While Dr. Colleen Delaney considers childbirth as a miracle in itself, she also sees its potential to offer a miracle of another kind—a cure for cancer.

By harnessing the healing power of umbilical cord blood, Delaney, who established and directs the Fred Hutchinson Cancer Research Center's program in cord blood transplantation, is pioneering a treatment that’s proving to be a landmark breakthrough for leukemia patients. In Delaney's hands, cord blood stem cells offer hope to desperately ill patients by helping them replace ravaged blood systems.

Medical researchers have long known that cord blood is a potential source of stem cells—which are not the same as embryonic stem cells—for transplants to treat leukemia and other blood diseases, but the small number of these cells in each unit collected has hampered its use.

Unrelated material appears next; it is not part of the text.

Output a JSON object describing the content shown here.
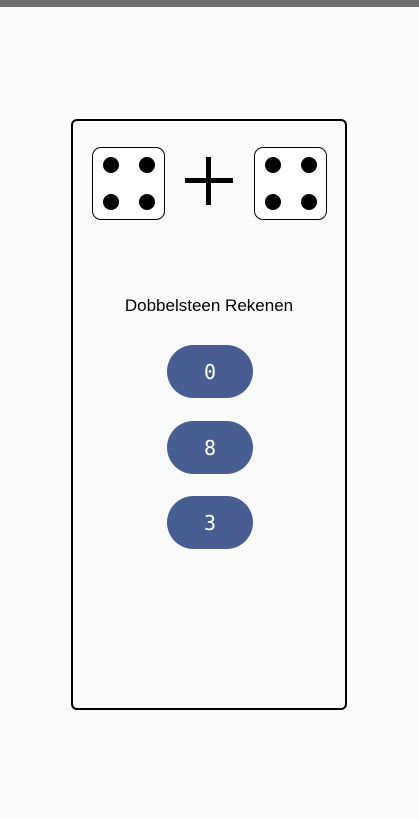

The low cell count meant it took too long for the transplant to take hold, leaving patients at risk of life-threatening infections.

Delaney and her lab colleagues have toppled this barrier by developing a revolutionary technique that expands the cells 164-fold, resulting in successful and rapid engraftment and making cord blood transplants a safe, effective possibility for adults.

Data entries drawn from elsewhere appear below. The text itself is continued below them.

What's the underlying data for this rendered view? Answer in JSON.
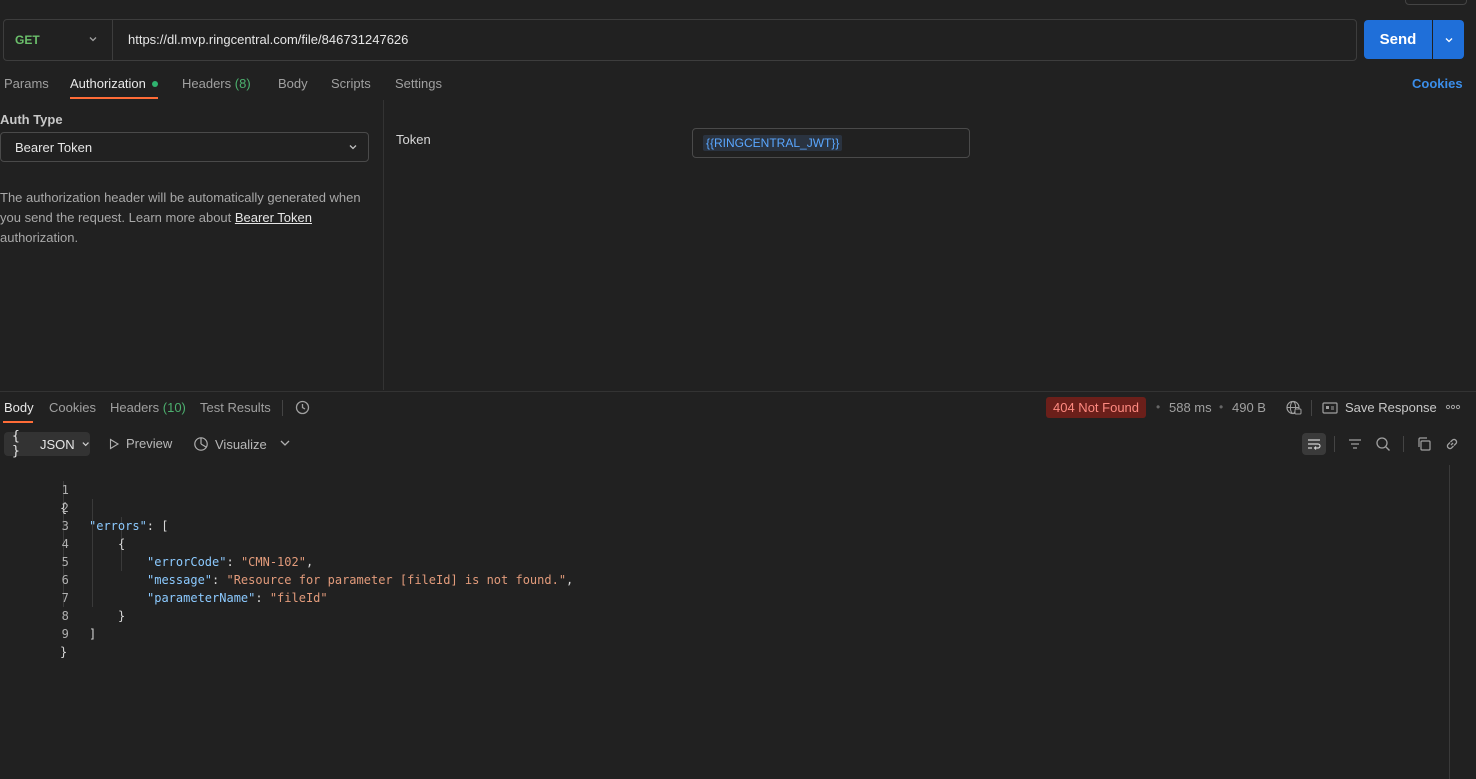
{
  "request": {
    "method": "GET",
    "url": "https://dl.mvp.ringcentral.com/file/846731247626",
    "send_label": "Send"
  },
  "request_tabs": {
    "params": "Params",
    "authorization": "Authorization",
    "headers": "Headers",
    "headers_count": "(8)",
    "body": "Body",
    "scripts": "Scripts",
    "settings": "Settings",
    "cookies": "Cookies"
  },
  "auth": {
    "type_label": "Auth Type",
    "type_value": "Bearer Token",
    "desc_before": "The authorization header will be automatically generated when you send the request. Learn more about ",
    "desc_link": "Bearer Token",
    "desc_after": " authorization.",
    "token_label": "Token",
    "token_value": "{{RINGCENTRAL_JWT}}"
  },
  "response_tabs": {
    "body": "Body",
    "cookies": "Cookies",
    "headers": "Headers",
    "headers_count": "(10)",
    "test_results": "Test Results"
  },
  "response_meta": {
    "status": "404 Not Found",
    "time": "588 ms",
    "size": "490 B",
    "save_response": "Save Response"
  },
  "body_toolbar": {
    "format": "JSON",
    "preview": "Preview",
    "visualize": "Visualize"
  },
  "code": {
    "line_numbers": [
      "1",
      "2",
      "3",
      "4",
      "5",
      "6",
      "7",
      "8",
      "9"
    ],
    "l1": "{",
    "l2_key": "\"errors\"",
    "l2_rest": ": [",
    "l3": "{",
    "l4_key": "\"errorCode\"",
    "l4_val": "\"CMN-102\"",
    "l5_key": "\"message\"",
    "l5_val": "\"Resource for parameter [fileId] is not found.\"",
    "l6_key": "\"parameterName\"",
    "l6_val": "\"fileId\"",
    "l7": "}",
    "l8": "]",
    "l9": "}"
  },
  "icons": {
    "method_dropdown": "chevron-down-icon",
    "send_dropdown": "chevron-down-icon",
    "history": "history-icon",
    "globe": "globe-icon",
    "save": "save-icon",
    "more": "more-icon",
    "wrap": "wrap-lines-icon",
    "filter": "filter-icon",
    "search": "search-icon",
    "copy": "copy-icon",
    "link": "link-icon"
  },
  "colors": {
    "accent": "#ff6c37",
    "send": "#1f6fd9",
    "status_bg": "#6b1f1a",
    "method": "#6bbf6b"
  }
}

Cord blood has advantages as a stem cell source. It is readily available, fewer viral infections are transmitted with it, and it doesn't require the extremely close genetic matching of bone marrow transplants. That makes it especially promising for the 16,000 leukemia patients diagnosed each year who can't find a matching donor—many of whom are of mixed ethnic or racial ancestry. Delaney has numerous clinical trials under way and is optimistic that cord blood will someday enable “a donor for everyone.”